Excerpts from an interface dataset

# # #

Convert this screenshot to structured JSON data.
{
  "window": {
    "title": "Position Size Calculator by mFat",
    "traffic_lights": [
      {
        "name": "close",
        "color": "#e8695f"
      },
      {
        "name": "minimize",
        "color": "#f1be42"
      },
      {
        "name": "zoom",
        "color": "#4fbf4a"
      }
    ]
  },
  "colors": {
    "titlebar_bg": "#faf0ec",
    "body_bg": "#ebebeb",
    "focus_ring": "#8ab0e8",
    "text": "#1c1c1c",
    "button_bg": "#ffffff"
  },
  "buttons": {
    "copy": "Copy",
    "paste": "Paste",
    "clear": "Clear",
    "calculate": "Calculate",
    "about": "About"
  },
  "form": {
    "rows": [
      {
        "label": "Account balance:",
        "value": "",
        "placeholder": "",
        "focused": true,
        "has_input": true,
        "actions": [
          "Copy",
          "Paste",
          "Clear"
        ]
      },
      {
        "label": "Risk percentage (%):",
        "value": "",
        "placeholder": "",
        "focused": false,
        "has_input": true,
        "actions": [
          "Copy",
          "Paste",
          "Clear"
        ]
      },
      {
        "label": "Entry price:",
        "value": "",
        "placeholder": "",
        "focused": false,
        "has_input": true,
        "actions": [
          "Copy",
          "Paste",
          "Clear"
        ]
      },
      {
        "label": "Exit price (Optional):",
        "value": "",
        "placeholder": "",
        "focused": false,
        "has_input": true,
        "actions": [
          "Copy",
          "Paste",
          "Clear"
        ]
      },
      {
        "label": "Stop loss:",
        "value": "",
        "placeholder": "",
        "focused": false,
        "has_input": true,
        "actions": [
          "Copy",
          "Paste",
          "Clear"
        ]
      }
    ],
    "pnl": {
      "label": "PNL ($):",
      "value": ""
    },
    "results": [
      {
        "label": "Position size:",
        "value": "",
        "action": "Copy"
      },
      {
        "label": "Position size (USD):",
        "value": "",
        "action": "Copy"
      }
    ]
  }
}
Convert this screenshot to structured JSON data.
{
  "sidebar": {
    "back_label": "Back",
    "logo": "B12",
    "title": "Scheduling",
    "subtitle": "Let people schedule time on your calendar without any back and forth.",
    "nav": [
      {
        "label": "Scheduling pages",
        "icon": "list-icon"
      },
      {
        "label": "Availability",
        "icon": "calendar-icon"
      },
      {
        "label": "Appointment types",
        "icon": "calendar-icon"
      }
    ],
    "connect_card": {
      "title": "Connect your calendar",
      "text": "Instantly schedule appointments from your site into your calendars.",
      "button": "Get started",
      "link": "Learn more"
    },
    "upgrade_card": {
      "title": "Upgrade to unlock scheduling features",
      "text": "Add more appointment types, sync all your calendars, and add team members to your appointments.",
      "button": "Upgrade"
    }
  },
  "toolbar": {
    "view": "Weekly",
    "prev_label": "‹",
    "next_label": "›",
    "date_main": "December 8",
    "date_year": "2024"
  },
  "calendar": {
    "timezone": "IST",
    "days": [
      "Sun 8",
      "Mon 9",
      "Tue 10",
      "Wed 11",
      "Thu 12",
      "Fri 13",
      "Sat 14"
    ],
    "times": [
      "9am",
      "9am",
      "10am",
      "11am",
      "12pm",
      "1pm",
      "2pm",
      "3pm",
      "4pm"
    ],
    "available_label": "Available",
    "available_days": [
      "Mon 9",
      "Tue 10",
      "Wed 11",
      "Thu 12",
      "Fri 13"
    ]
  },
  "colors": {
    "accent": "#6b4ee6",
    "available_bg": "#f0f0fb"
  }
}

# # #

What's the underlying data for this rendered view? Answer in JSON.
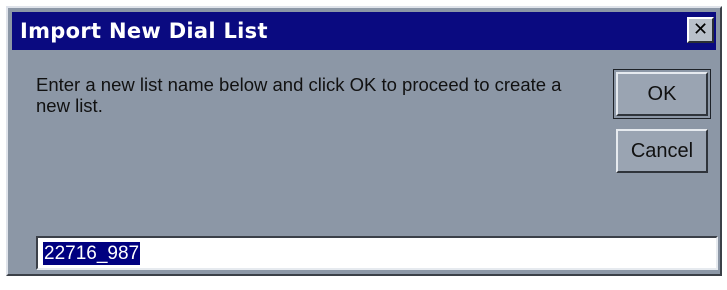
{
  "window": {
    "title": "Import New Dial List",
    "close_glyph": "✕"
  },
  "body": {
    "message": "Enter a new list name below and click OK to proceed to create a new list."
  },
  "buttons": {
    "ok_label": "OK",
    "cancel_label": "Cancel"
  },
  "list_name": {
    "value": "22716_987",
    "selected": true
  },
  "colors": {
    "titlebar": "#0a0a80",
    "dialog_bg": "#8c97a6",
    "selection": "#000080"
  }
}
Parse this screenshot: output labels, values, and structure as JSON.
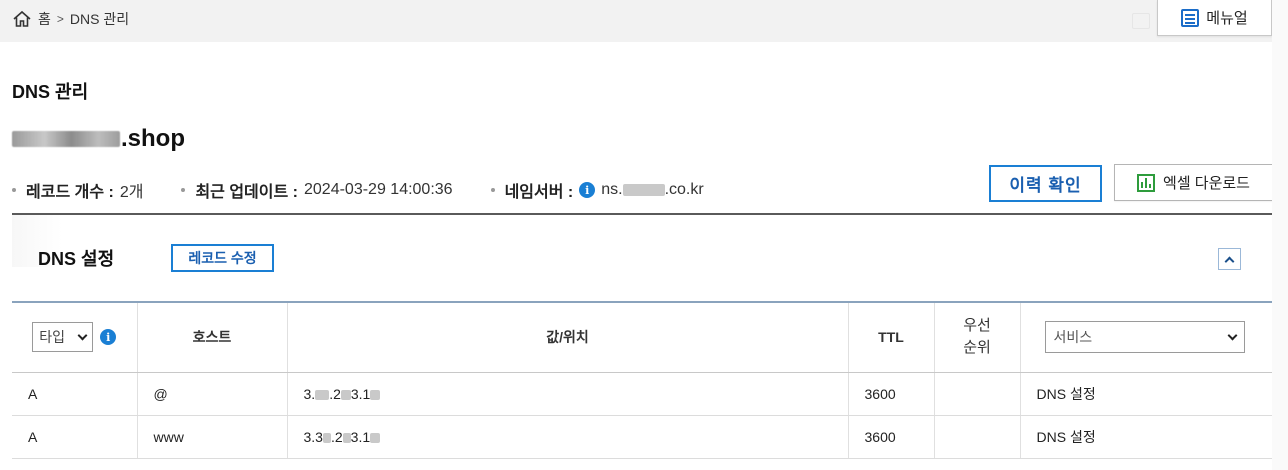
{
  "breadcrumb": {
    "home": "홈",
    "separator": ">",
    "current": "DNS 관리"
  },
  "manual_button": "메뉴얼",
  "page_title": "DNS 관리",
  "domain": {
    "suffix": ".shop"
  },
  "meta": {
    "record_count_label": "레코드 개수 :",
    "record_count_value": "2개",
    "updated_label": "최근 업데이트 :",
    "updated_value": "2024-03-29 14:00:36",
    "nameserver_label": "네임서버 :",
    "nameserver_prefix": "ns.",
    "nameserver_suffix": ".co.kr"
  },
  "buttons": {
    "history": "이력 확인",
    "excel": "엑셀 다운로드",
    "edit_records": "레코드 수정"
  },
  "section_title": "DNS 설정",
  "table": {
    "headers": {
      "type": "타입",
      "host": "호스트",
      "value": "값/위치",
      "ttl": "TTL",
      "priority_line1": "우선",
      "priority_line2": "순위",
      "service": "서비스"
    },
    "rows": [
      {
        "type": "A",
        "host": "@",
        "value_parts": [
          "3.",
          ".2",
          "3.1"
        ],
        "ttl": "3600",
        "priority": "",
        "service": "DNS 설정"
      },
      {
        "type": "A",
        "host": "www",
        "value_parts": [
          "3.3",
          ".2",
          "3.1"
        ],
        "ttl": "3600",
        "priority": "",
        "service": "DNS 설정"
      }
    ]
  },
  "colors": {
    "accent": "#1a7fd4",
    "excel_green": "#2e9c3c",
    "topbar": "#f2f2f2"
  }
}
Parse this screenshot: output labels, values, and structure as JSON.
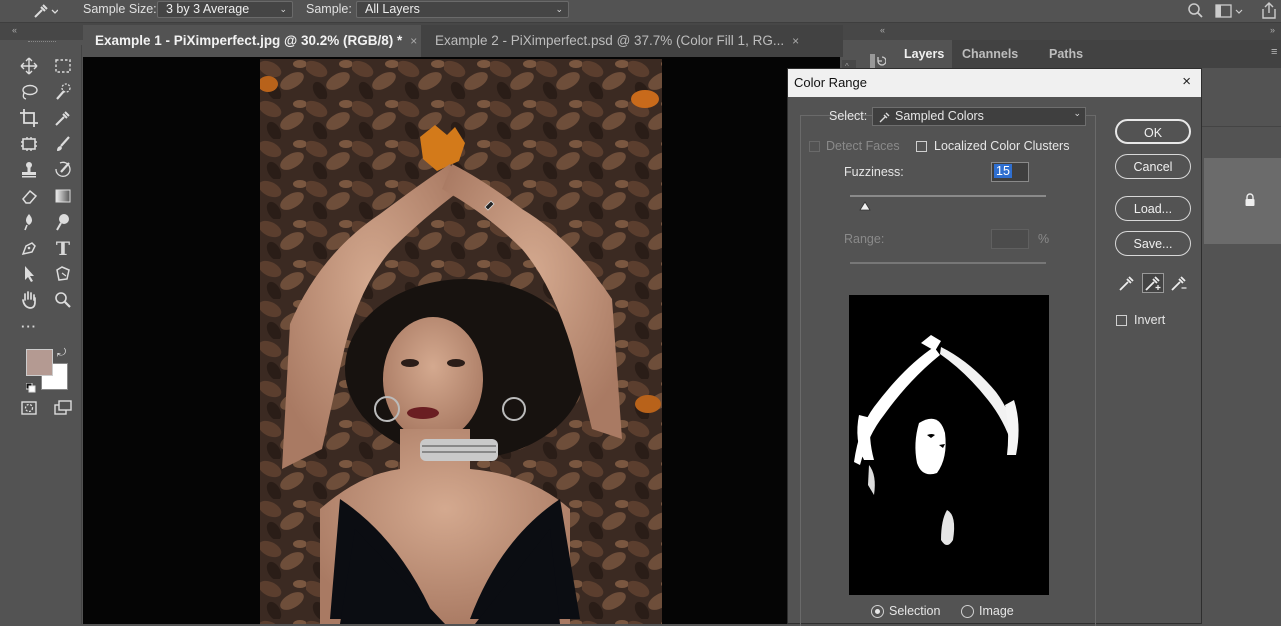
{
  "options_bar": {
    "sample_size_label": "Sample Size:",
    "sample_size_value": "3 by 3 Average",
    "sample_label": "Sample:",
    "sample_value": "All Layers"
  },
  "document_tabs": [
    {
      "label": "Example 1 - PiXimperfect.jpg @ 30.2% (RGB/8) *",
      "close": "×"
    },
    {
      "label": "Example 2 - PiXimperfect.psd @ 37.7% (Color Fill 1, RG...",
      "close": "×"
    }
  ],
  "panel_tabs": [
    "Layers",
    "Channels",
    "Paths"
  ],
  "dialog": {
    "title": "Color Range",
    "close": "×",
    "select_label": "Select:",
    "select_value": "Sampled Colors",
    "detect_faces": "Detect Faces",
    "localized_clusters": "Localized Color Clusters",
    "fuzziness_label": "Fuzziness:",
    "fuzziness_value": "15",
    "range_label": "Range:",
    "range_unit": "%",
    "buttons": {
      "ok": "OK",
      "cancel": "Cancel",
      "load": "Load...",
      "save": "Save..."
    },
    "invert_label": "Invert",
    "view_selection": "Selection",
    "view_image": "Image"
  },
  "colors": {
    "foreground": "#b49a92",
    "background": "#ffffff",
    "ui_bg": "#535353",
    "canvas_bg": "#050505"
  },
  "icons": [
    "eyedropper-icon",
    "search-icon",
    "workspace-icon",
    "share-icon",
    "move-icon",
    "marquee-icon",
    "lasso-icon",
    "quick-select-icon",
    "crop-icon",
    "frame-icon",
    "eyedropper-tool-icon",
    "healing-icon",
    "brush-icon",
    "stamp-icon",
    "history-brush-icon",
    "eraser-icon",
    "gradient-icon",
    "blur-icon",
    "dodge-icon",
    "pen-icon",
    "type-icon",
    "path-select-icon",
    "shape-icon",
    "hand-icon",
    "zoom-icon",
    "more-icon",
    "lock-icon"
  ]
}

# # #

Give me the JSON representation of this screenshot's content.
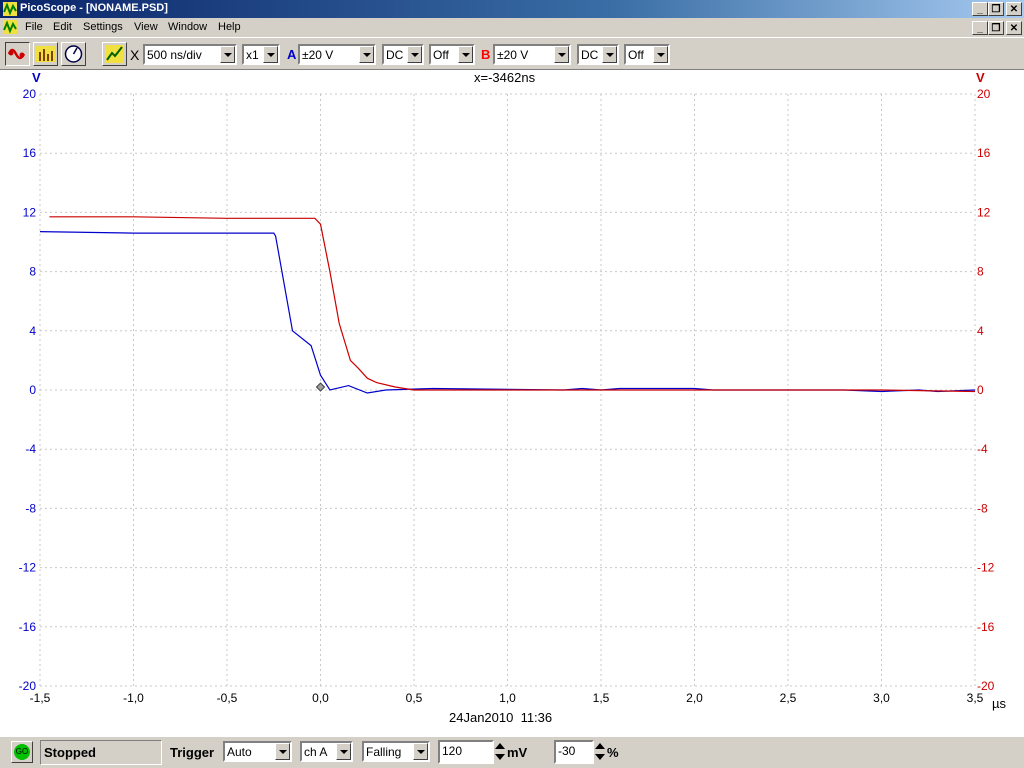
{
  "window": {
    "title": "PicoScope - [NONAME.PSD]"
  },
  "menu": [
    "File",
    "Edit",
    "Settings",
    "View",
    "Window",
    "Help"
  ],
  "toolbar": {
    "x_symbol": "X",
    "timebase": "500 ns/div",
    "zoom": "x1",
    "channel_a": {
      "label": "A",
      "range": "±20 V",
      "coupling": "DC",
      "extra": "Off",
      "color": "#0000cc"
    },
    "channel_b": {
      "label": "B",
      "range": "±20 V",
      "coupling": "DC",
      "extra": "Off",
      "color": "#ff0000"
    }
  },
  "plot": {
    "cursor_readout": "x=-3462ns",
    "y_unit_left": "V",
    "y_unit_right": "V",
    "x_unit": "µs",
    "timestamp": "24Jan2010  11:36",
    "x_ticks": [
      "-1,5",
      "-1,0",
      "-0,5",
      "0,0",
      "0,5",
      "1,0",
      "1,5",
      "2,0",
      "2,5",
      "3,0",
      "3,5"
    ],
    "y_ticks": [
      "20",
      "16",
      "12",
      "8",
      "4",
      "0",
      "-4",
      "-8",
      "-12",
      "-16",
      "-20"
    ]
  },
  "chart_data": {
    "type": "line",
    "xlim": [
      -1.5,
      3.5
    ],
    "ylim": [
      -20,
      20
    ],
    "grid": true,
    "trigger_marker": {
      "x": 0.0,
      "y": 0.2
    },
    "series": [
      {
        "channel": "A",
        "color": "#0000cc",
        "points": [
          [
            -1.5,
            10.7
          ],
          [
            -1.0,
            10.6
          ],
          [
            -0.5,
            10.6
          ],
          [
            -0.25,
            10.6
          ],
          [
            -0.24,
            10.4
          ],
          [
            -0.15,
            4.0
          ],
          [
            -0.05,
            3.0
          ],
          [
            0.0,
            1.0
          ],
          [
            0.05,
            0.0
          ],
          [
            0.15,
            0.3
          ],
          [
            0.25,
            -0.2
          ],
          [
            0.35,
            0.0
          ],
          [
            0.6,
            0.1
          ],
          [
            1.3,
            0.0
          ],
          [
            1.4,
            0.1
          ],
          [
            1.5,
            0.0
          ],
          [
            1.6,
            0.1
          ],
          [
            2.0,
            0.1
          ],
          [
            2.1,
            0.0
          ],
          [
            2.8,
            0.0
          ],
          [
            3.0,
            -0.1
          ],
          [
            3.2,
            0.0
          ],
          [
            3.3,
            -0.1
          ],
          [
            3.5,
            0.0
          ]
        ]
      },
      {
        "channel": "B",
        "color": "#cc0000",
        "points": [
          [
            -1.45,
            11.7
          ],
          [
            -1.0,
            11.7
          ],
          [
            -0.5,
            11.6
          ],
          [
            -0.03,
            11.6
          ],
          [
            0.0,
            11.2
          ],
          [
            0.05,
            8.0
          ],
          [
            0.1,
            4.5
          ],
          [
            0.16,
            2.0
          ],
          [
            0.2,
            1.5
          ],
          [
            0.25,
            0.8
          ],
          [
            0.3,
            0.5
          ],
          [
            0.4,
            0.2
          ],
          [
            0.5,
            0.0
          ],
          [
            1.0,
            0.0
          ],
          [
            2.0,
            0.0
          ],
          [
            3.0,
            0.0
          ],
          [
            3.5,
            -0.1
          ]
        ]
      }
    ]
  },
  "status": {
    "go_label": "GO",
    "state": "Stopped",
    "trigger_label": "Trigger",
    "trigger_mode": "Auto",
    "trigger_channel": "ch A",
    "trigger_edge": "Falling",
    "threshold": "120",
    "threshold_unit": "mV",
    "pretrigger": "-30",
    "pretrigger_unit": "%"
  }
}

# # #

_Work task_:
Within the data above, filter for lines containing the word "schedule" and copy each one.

_Response to this exercise_:
    "subtitle": "Let people schedule time on your calendar without any back and forth.",
      "text": "Instantly schedule appointments from your site into your calendars.",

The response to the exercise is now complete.